Headings and Lists

Headings

DO

DO NOT

  • Make use of the pre-set heading styles in Word (see below). These can be adjusted to meet the styles/colour scheme of your document.
  • Use larger text and bolding/underlining to define a heading structure.
  • Skip heading levels, for example from H2 to H4.

Things to remember

  • Clear headings can help to make Word documents easier to navigate and meet accessibility standards.
  • Screen reader users can skim the document by just reading a list of headings. This makes it easier for the user to find what they want.
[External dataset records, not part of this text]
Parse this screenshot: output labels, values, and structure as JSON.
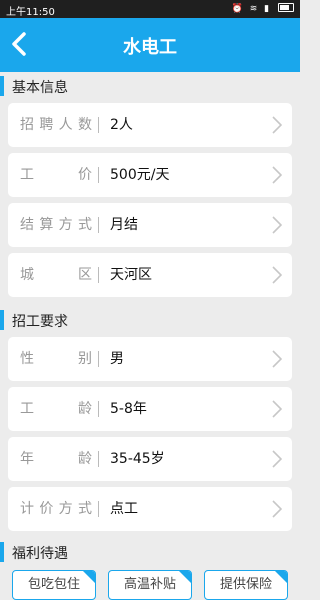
{
  "status_bar": {
    "time": "上午11:50",
    "icons": [
      "alarm-icon",
      "wifi-icon",
      "signal-icon",
      "battery-icon"
    ]
  },
  "header": {
    "title": "水电工",
    "back_icon": "chevron-left-icon"
  },
  "sections": {
    "basic": "基本信息",
    "requirements": "招工要求",
    "benefits": "福利待遇"
  },
  "basic_info": [
    {
      "key": "招聘人数",
      "value": "2人"
    },
    {
      "key": "工价",
      "value": "500元/天"
    },
    {
      "key": "结算方式",
      "value": "月结"
    },
    {
      "key": "城区",
      "value": "天河区"
    }
  ],
  "requirements": [
    {
      "key": "性别",
      "value": "男"
    },
    {
      "key": "工龄",
      "value": "5-8年"
    },
    {
      "key": "年龄",
      "value": "35-45岁"
    },
    {
      "key": "计价方式",
      "value": "点工"
    }
  ],
  "benefits": [
    "包吃包住",
    "高温补贴",
    "提供保险"
  ],
  "colors": {
    "accent": "#1aa7ec",
    "background": "#ececec",
    "card": "#ffffff"
  }
}
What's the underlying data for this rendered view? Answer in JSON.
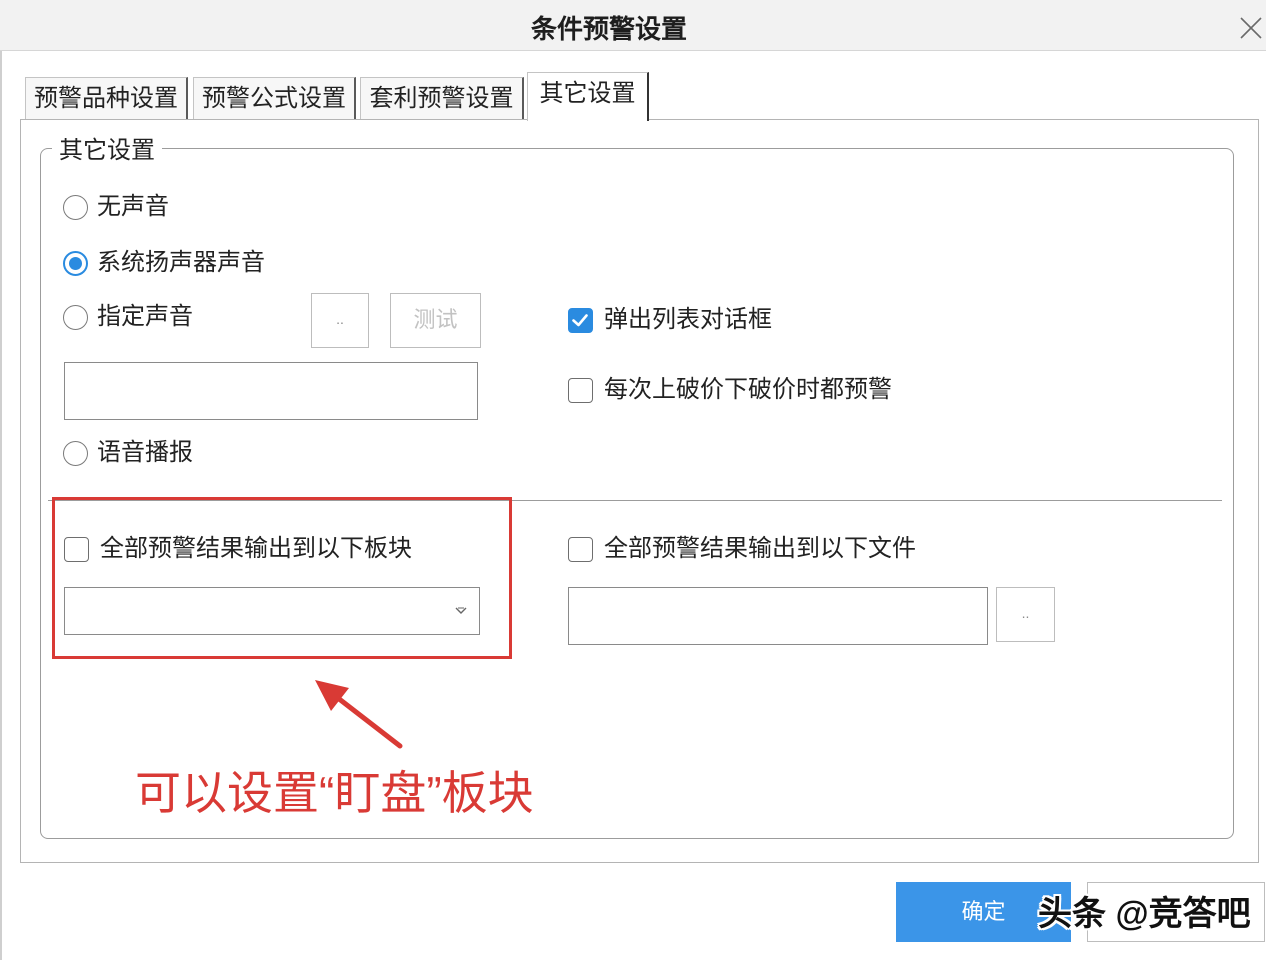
{
  "dialog": {
    "title": "条件预警设置",
    "close_icon": "close-icon"
  },
  "tabs": [
    {
      "label": "预警品种设置",
      "active": false
    },
    {
      "label": "预警公式设置",
      "active": false
    },
    {
      "label": "套利预警设置",
      "active": false
    },
    {
      "label": "其它设置",
      "active": true
    }
  ],
  "group": {
    "legend": "其它设置"
  },
  "sound": {
    "options": [
      {
        "label": "无声音",
        "checked": false
      },
      {
        "label": "系统扬声器声音",
        "checked": true
      },
      {
        "label": "指定声音",
        "checked": false
      },
      {
        "label": "语音播报",
        "checked": false
      }
    ],
    "browse_label": "..",
    "test_label": "测试",
    "file_value": ""
  },
  "popup": {
    "label": "弹出列表对话框",
    "checked": true
  },
  "each_break": {
    "label": "每次上破价下破价时都预警",
    "checked": false
  },
  "output_block": {
    "label": "全部预警结果输出到以下板块",
    "checked": false,
    "selected": "",
    "dropdown_icon": "chevron-down-icon"
  },
  "output_file": {
    "label": "全部预警结果输出到以下文件",
    "checked": false,
    "value": "",
    "browse_label": ".."
  },
  "annotation": {
    "text": "可以设置“盯盘”板块",
    "arrow_icon": "arrow-icon"
  },
  "footer": {
    "ok_label": "确定"
  },
  "watermark": "头条 @竞答吧",
  "colors": {
    "accent": "#2a8be0",
    "annotation": "#d93a35",
    "ok_button": "#3b95e8"
  }
}
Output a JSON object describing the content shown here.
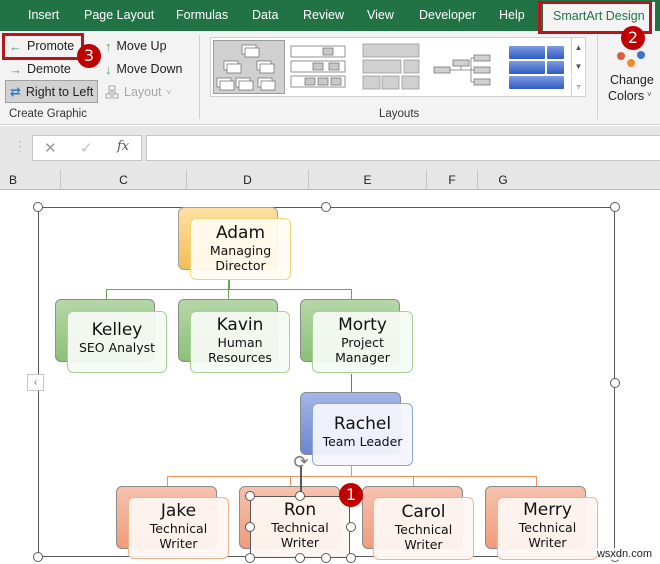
{
  "tabs": [
    {
      "label": "Insert"
    },
    {
      "label": "Page Layout"
    },
    {
      "label": "Formulas"
    },
    {
      "label": "Data"
    },
    {
      "label": "Review"
    },
    {
      "label": "View"
    },
    {
      "label": "Developer"
    },
    {
      "label": "Help"
    },
    {
      "label": "SmartArt Design",
      "active": true
    }
  ],
  "ribbon": {
    "create_graphic": {
      "promote": "Promote",
      "demote": "Demote",
      "right_to_left": "Right to Left",
      "move_up": "Move Up",
      "move_down": "Move Down",
      "layout": "Layout",
      "group_label": "Create Graphic"
    },
    "layouts": {
      "group_label": "Layouts",
      "thumbnails": [
        "organization-chart",
        "name-and-title-org-chart",
        "table-hierarchy",
        "horizontal-hierarchy",
        "architecture-layout"
      ],
      "selected_index": 0
    },
    "change_colors": {
      "line1": "Change",
      "line2": "Colors"
    }
  },
  "formula_bar": {
    "cancel_icon": "✕",
    "enter_icon": "✓",
    "fx_label": "fx",
    "value": ""
  },
  "columns": [
    "B",
    "C",
    "D",
    "E",
    "F",
    "G"
  ],
  "smartart": {
    "nodes": [
      {
        "id": "adam",
        "name": "Adam",
        "title_lines": [
          "Managing",
          "Director"
        ],
        "level": 0,
        "color": "orange"
      },
      {
        "id": "kelley",
        "name": "Kelley",
        "title_lines": [
          "SEO Analyst"
        ],
        "level": 1,
        "color": "green"
      },
      {
        "id": "kavin",
        "name": "Kavin",
        "title_lines": [
          "Human",
          "Resources"
        ],
        "level": 1,
        "color": "green"
      },
      {
        "id": "morty",
        "name": "Morty",
        "title_lines": [
          "Project",
          "Manager"
        ],
        "level": 1,
        "color": "green"
      },
      {
        "id": "rachel",
        "name": "Rachel",
        "title_lines": [
          "Team Leader"
        ],
        "level": 2,
        "color": "blue"
      },
      {
        "id": "jake",
        "name": "Jake",
        "title_lines": [
          "Technical",
          "Writer"
        ],
        "level": 3,
        "color": "salmon"
      },
      {
        "id": "ron",
        "name": "Ron",
        "title_lines": [
          "Technical",
          "Writer"
        ],
        "level": 3,
        "color": "salmon",
        "selected": true
      },
      {
        "id": "carol",
        "name": "Carol",
        "title_lines": [
          "Technical",
          "Writer"
        ],
        "level": 3,
        "color": "salmon"
      },
      {
        "id": "merry",
        "name": "Merry",
        "title_lines": [
          "Technical",
          "Writer"
        ],
        "level": 3,
        "color": "salmon"
      }
    ]
  },
  "annotations": [
    {
      "number": "1",
      "target": "ron-node"
    },
    {
      "number": "2",
      "target": "tab-smartart-design"
    },
    {
      "number": "3",
      "target": "promote-button"
    }
  ],
  "colors": {
    "excel_green": "#217346",
    "annotation_red": "#c00000",
    "orange_node": "#f6c86c",
    "green_node": "#93c47d",
    "blue_node": "#7f98d6",
    "salmon_node": "#f2a383"
  },
  "watermark": "wsxdn.com"
}
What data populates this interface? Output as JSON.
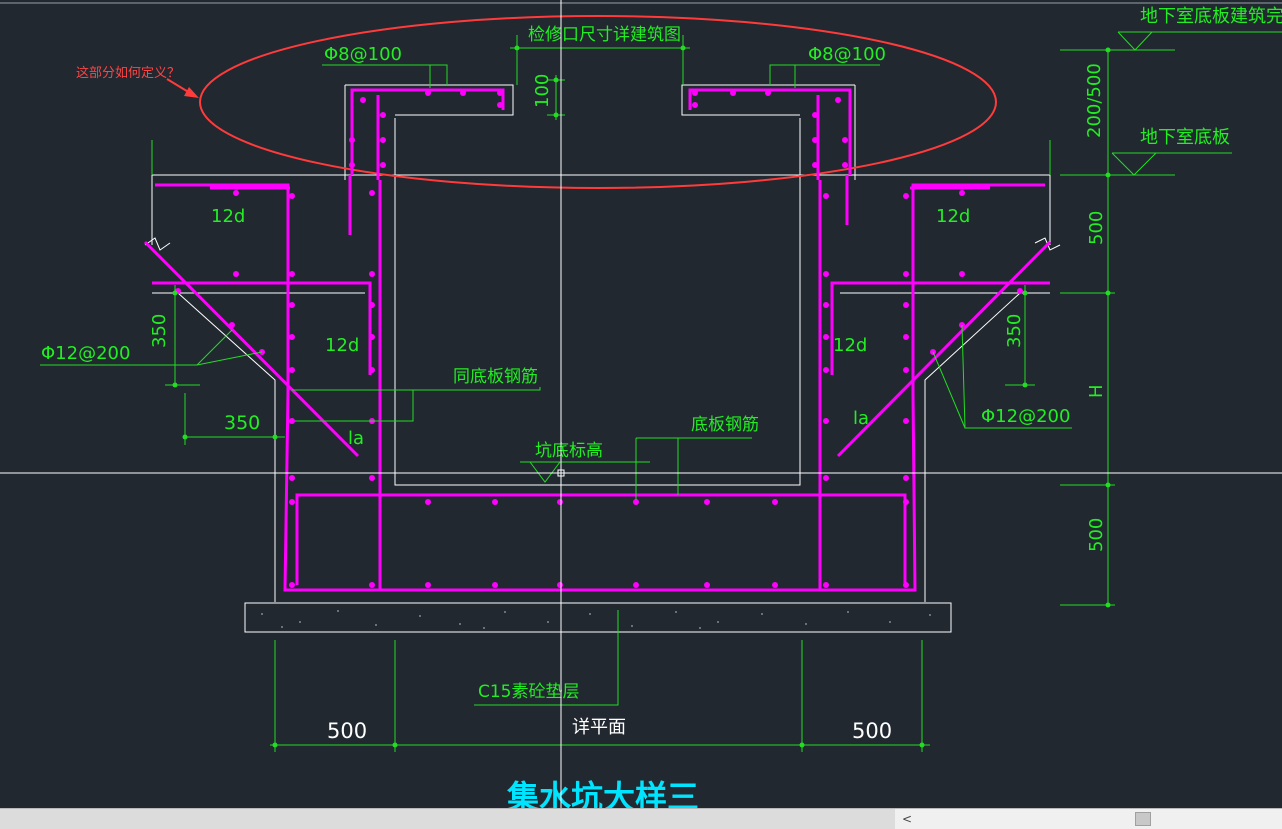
{
  "drawing": {
    "top_label": "检修口尺寸详建筑图",
    "question_annotation": "这部分如何定义？",
    "rebar_left_top": "Φ8@100",
    "rebar_right_top": "Φ8@100",
    "dim_100": "100",
    "dim_200_500": "200/500",
    "level_top": "地下室底板建筑完",
    "level_slab": "地下室底板",
    "dim_500_right_top": "500",
    "dim_H": "H",
    "dim_500_right_bottom": "500",
    "len_12d_tl": "12d",
    "len_12d_tr": "12d",
    "len_12d_ml": "12d",
    "len_12d_mr": "12d",
    "la_left": "la",
    "la_right": "la",
    "dim_350_left_v": "350",
    "dim_350_left_h": "350",
    "dim_350_right_v": "350",
    "rebar_left_slope": "Φ12@200",
    "rebar_right_slope": "Φ12@200",
    "same_slab_rebar": "同底板钢筋",
    "slab_rebar": "底板钢筋",
    "pit_bottom_level": "坑底标高",
    "cushion": "C15素砼垫层",
    "dim_500_bottom_left": "500",
    "dim_500_bottom_right": "500",
    "see_plan": "详平面",
    "drawing_title": "集水坑大样三"
  },
  "colors": {
    "background": "#212830",
    "rebar": "#ff00ff",
    "dimension": "#00ff00",
    "concrete": "#ffffff",
    "annotation": "#ff3333",
    "title": "#00e5ff",
    "crosshair": "#ffffff"
  },
  "scrollbar": {
    "left_arrow": "<"
  }
}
This only works if the author has enabled heading styles, as screen readers and text-to-speech tools can recognise them.
  • Do not skip heading levels, for example from H2 to H4. Screen reader users may navigate using a list of headings – a missed heading level can make this confusing.
  • Your document title should be Heading 1 so there should only be one Heading 1 in the document, the rest should start at Heading 2.

For a more detailed explanation please refer to the Microsoft guidelines on how to create accessible headings.

Lists

DO

DO NOT

  • Use bullets and ordered (e.g. numbered) lists
  • Make use of the bullet and numbering libraries to assign styles to lists.
  • Use images, clip-art, etc to create lists.

Ordered lists

Bulleted lists

For a more detailed explanation please refer to the Microsoft guidelines on how to create accessible lists.